Each of these approaches is used on the site and the differences between them are interesting to note. When comparing the entire population to the population playing college football the largest anomaly (unsurprisingly) is in the northeast--the large population from New York to New England does not translate to many football players. The entire population data sources come from this 2000 census site where the US government has kindly posted the data files contained therein. For ease of computation, the counties file rather than the cities file (~25,000 versus ~3,000 populations to load) was used (see Figure 1 for the locations of these counties).
A second population source are the players on the current team rosters. Each player's hometown (as published in their rosters on espn.com) was placed on the map with a population of 1 (see Figure 2 for their locations). For the more numerical details on how these populations were handled, see the Calculating Population section
One very interesting question is whether the ~13000 players on I-A teams are in fact the best 13000 players in the country.

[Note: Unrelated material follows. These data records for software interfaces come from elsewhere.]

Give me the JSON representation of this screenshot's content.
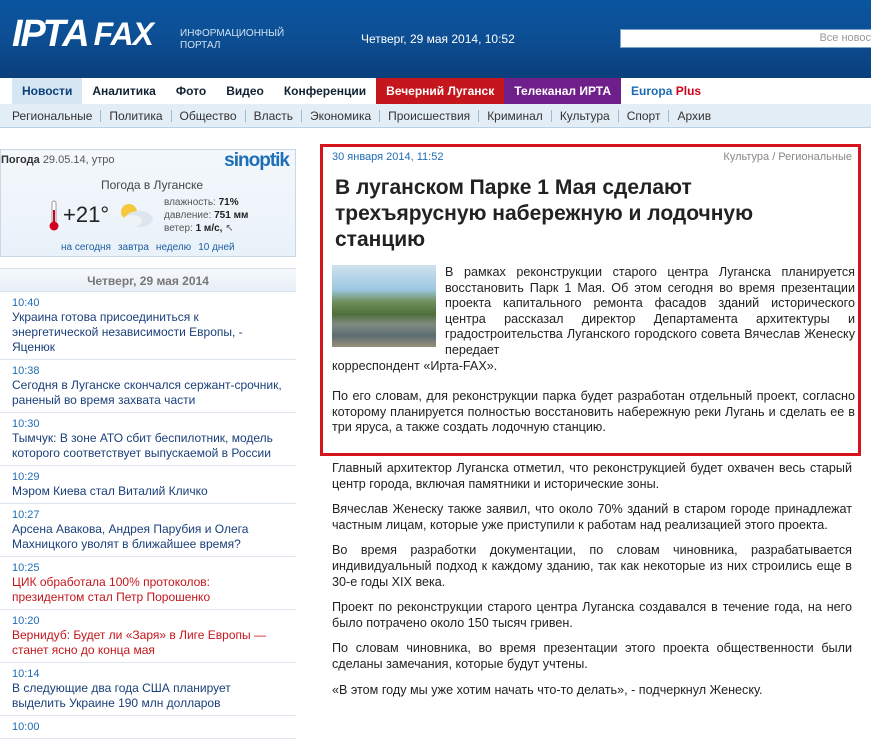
{
  "header": {
    "logo_text": "ІРТА",
    "logo_fax": "FAX",
    "portal_line1": "ИНФОРМАЦИОННЫЙ",
    "portal_line2": "ПОРТАЛ",
    "datetime": "Четверг, 29 мая 2014, 10:52",
    "search_placeholder": "Все новос"
  },
  "topnav": [
    {
      "label": "Новости",
      "style": "active"
    },
    {
      "label": "Аналитика"
    },
    {
      "label": "Фото"
    },
    {
      "label": "Видео"
    },
    {
      "label": "Конференции"
    },
    {
      "label": "Вечерний Луганск",
      "style": "red"
    },
    {
      "label": "Телеканал ИРТА",
      "style": "purple"
    }
  ],
  "europa": {
    "label": "Europa",
    "plus": "Plus"
  },
  "subnav": [
    "Региональные",
    "Политика",
    "Общество",
    "Власть",
    "Экономика",
    "Происшествия",
    "Криминал",
    "Культура",
    "Спорт",
    "Архив"
  ],
  "weather": {
    "label": "Погода",
    "date": "29.05.14, утро",
    "brand": "sinoptik",
    "city": "Погода в Луганске",
    "temp": "+21°",
    "humidity_label": "влажность:",
    "humidity": "71%",
    "pressure_label": "давление:",
    "pressure": "751 мм",
    "wind_label": "ветер:",
    "wind": "1 м/с,",
    "links": [
      "на сегодня",
      "завтра",
      "неделю",
      "10 дней"
    ]
  },
  "news": {
    "date": "Четверг, 29 мая 2014",
    "items": [
      {
        "time": "10:40",
        "title": "Украина готова присоединиться к энергетической независимости Европы, - Яценюк",
        "red": false
      },
      {
        "time": "10:38",
        "title": "Сегодня в Луганске скончался сержант-срочник, раненый во время захвата части",
        "red": false
      },
      {
        "time": "10:30",
        "title": "Тымчук: В зоне АТО сбит беспилотник, модель которого соответствует выпускаемой в России",
        "red": false
      },
      {
        "time": "10:29",
        "title": "Мэром Киева стал Виталий Кличко",
        "red": false
      },
      {
        "time": "10:27",
        "title": "Арсена Авакова, Андрея Парубия и Олега Махницкого уволят в ближайшее время?",
        "red": false
      },
      {
        "time": "10:25",
        "title": "ЦИК обработала 100% протоколов: президентом стал Петр Порошенко",
        "red": true
      },
      {
        "time": "10:20",
        "title": "Вернидуб: Будет ли «Заря» в Лиге Европы — станет ясно до конца мая",
        "red": true
      },
      {
        "time": "10:14",
        "title": "В следующие два года США планирует выделить Украине 190 млн долларов",
        "red": false
      },
      {
        "time": "10:00",
        "title": "",
        "red": false
      }
    ]
  },
  "article": {
    "date": "30 января 2014, 11:52",
    "category": "Культура / Региональные",
    "title": "В луганском Парке 1 Мая сделают трехъярусную набережную и лодочную станцию",
    "lead": "В рамках реконструкции старого центра Луганска планируется восстановить Парк 1 Мая. Об этом сегодня во время презентации проекта капитального ремонта фасадов зданий исторического центра рассказал директор Департамента архитектуры и градостроительства Луганского городского совета Вячеслав Женеску передает",
    "lead_tail": "корреспондент «Ирта-FAX».",
    "p2": "По его словам, для реконструкции парка будет разработан отдельный проект, согласно которому планируется полностью восстановить набережную реки Лугань и сделать ее в три яруса, а также создать лодочную станцию.",
    "body": [
      "Главный архитектор Луганска отметил, что реконструкцией будет охвачен весь старый центр города, включая памятники и исторические зоны.",
      "Вячеслав Женеску также заявил, что около 70% зданий в старом городе принадлежат частным лицам, которые уже приступили к работам над реализацией этого проекта.",
      "Во время разработки документации, по словам чиновника, разрабатывается индивидуальный подход к каждому зданию, так как некоторые из них строились еще в 30-е годы XIX века.",
      "Проект по реконструкции старого центра Луганска создавался в течение года, на него было потрачено около 150 тысяч гривен.",
      "По словам чиновника, во время презентации этого проекта общественности были сделаны замечания, которые будут учтены.",
      "«В этом году мы уже хотим начать что-то делать», - подчеркнул Женеску."
    ]
  }
}
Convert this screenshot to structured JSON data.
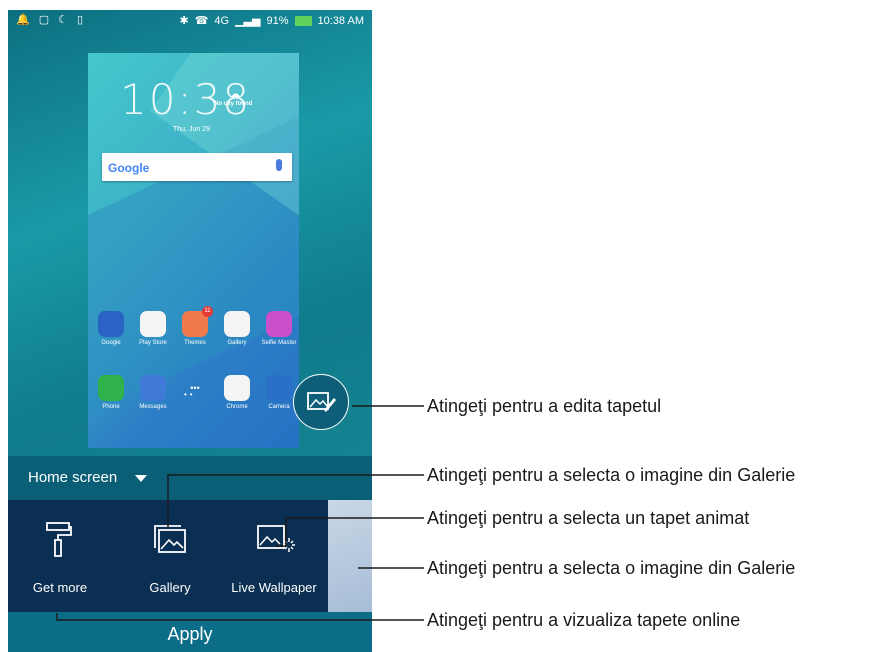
{
  "status_bar": {
    "network": "4G",
    "battery_percent": "91%",
    "time": "10:38 AM"
  },
  "preview": {
    "clock": "10:38",
    "weather": "No city found",
    "date": "Thu, Jun 29",
    "search_logo": "Google",
    "apps_row1": [
      {
        "label": "Google",
        "icon": "google-folder-icon",
        "color": "#2a63c4"
      },
      {
        "label": "Play Store",
        "icon": "play-store-icon",
        "color": "#f4f4f4"
      },
      {
        "label": "Themes",
        "icon": "themes-icon",
        "color": "#f07a4c",
        "badge": "11"
      },
      {
        "label": "Gallery",
        "icon": "gallery-icon",
        "color": "#f4f4f4"
      },
      {
        "label": "Selfie Master",
        "icon": "selfie-master-icon",
        "color": "#c94fcb"
      }
    ],
    "apps_row2": [
      {
        "label": "Phone",
        "icon": "phone-icon",
        "color": "#2fb24a"
      },
      {
        "label": "Messages",
        "icon": "messages-icon",
        "color": "#3f7ad9"
      },
      {
        "label": "",
        "icon": "app-drawer-icon",
        "color": "transparent"
      },
      {
        "label": "Chrome",
        "icon": "chrome-icon",
        "color": "#f4f4f4"
      },
      {
        "label": "Camera",
        "icon": "camera-icon",
        "color": "#2a6fc8"
      }
    ]
  },
  "home_selector": "Home screen",
  "tray": [
    {
      "label": "Get more",
      "icon": "paint-roller-icon"
    },
    {
      "label": "Gallery",
      "icon": "gallery-images-icon"
    },
    {
      "label": "Live Wallpaper",
      "icon": "live-wallpaper-icon"
    }
  ],
  "apply_label": "Apply",
  "callouts": [
    "Atingeţi pentru a edita tapetul",
    "Atingeţi pentru a selecta o imagine din Galerie",
    "Atingeţi pentru a selecta un tapet animat",
    "Atingeţi pentru a selecta o imagine din Galerie",
    "Atingeţi pentru a vizualiza tapete online"
  ]
}
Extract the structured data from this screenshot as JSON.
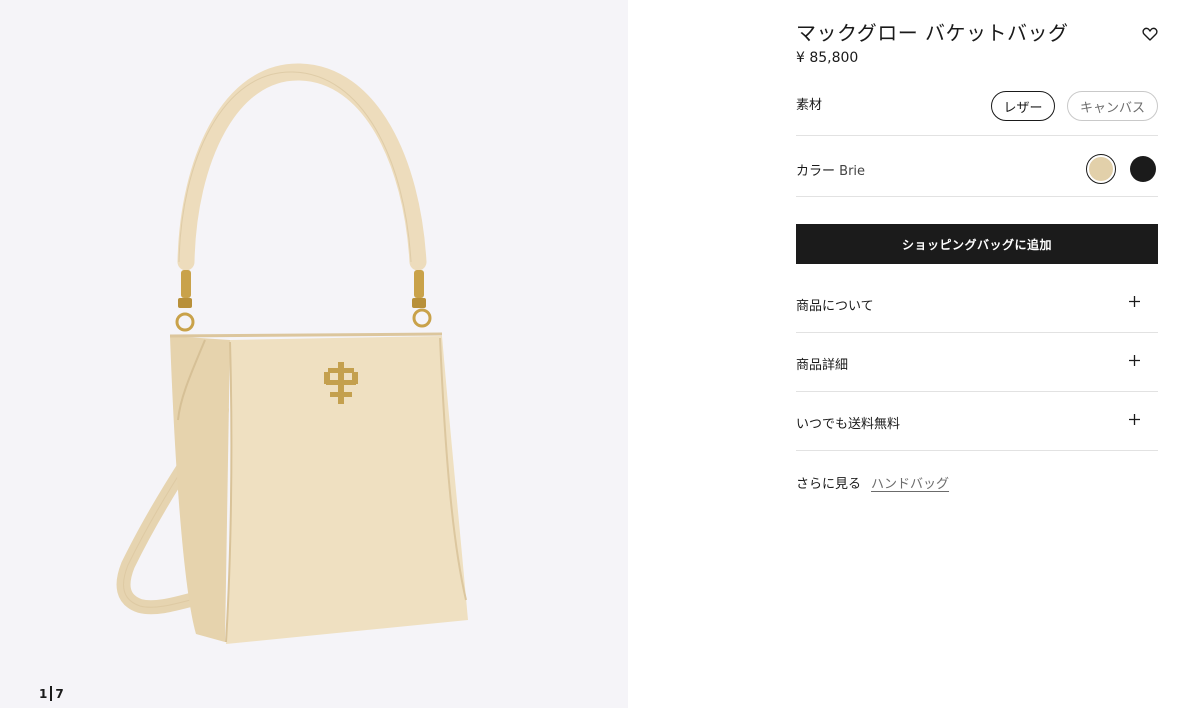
{
  "gallery": {
    "current_page": "1",
    "total_pages": "7"
  },
  "product": {
    "title": "マックグロー バケットバッグ",
    "price": "¥ 85,800"
  },
  "material": {
    "label": "素材",
    "options": [
      {
        "label": "レザー",
        "selected": true
      },
      {
        "label": "キャンバス",
        "selected": false
      }
    ]
  },
  "color": {
    "label": "カラー",
    "selected_name": "Brie",
    "swatches": [
      {
        "name": "brie",
        "hex": "#e2d0aa",
        "selected": true
      },
      {
        "name": "black",
        "hex": "#1b1b1b",
        "selected": false
      }
    ]
  },
  "cart": {
    "add_label": "ショッピングバッグに追加"
  },
  "accordion": [
    {
      "label": "商品について",
      "icon": "plus-icon"
    },
    {
      "label": "商品詳細",
      "icon": "plus-icon"
    },
    {
      "label": "いつでも送料無料",
      "icon": "plus-icon"
    }
  ],
  "more": {
    "label": "さらに見る",
    "link": "ハンドバッグ"
  },
  "colors": {
    "gallery_bg": "#f5f4f8",
    "bag_leather": "#eedebd",
    "bag_hardware": "#c9a24a",
    "button_bg": "#1b1b1b"
  },
  "icons": {
    "wishlist": "heart-icon"
  }
}
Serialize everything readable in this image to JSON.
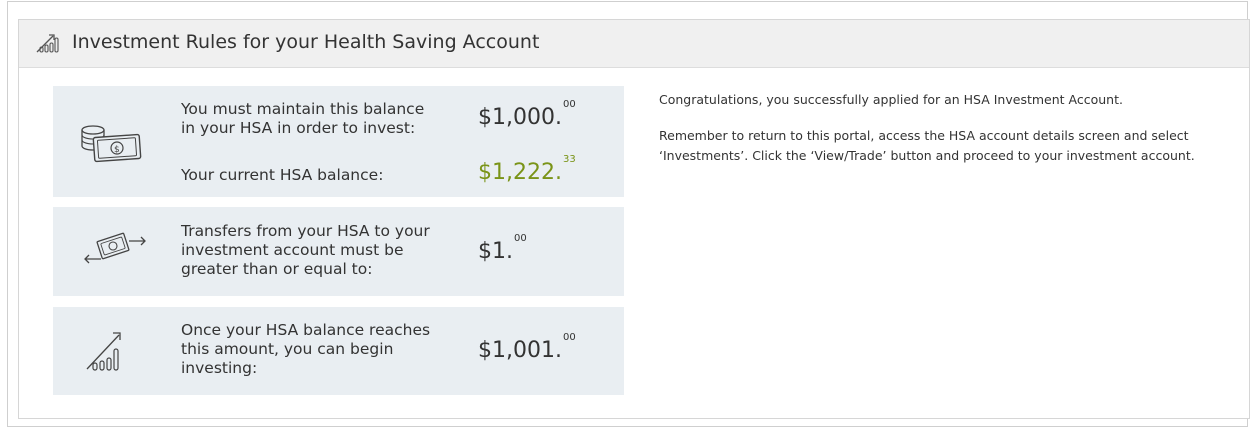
{
  "header": {
    "title": "Investment Rules for your Health Saving Account",
    "icon": "chart-growth-icon"
  },
  "rules": {
    "minimum": {
      "icon": "money-icon",
      "label_line1": "You must maintain this balance",
      "label_line2": "in your HSA in order to invest:",
      "amount_main": "$1,000.",
      "amount_cents": "00",
      "current_label": "Your current HSA balance:",
      "current_main": "$1,222.",
      "current_cents": "33",
      "current_color": "#7a9418"
    },
    "transfer": {
      "icon": "transfer-money-icon",
      "label_line1": "Transfers from your HSA to your",
      "label_line2": "investment account must be",
      "label_line3": "greater than or equal to:",
      "amount_main": "$1.",
      "amount_cents": "00"
    },
    "threshold": {
      "icon": "chart-growth-icon",
      "label_line1": "Once your HSA balance reaches",
      "label_line2": "this amount, you can begin",
      "label_line3": "investing:",
      "amount_main": "$1,001.",
      "amount_cents": "00"
    }
  },
  "message": {
    "line1": "Congratulations, you successfully applied for an HSA Investment Account.",
    "line2": "Remember to return to this portal, access the HSA account details screen and select",
    "line3": "‘Investments’. Click the ‘View/Trade’ button and proceed to your investment account."
  }
}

In other words, do teams' geographies actually create recruits simply due to the ease of recruiting locally? I imagine in the pre-internet days this was actually a valid concern, i.e. many players were going unnoticed simply because they live too far from major programs. Given the national scope of recruiting and the availability of scores and video clips via the internet this effect should be minimized. The other ignored data are players at lower levels (I-AA, D-II, D-III) who have the talent to play for D-I-A schools. Given the large sample size of I-A players, I believe this does not significantly affect the data.
For Case 3 the combined Rivals 250 lists from 2006 - 2009 (i.e. those players liable to be on rosters in the current season, 2009) (the lists can be found here) were used as the population source (Figure 3). 929 of the 999 (2006 had only 249 for some reason) players were found via the coordinate lookup script. As with using all players on rosters, each prized recruit was given a population of 1. Below Figure 3 is a table indicating the number of players from the Rivals 250 who went to a given college each year. Unlisted colleges did not attract a Rivals 250 player from 2006-2009.
Note: "Scaled column" has the total multiplied by 929/999 (the percentage of recruits located on the map)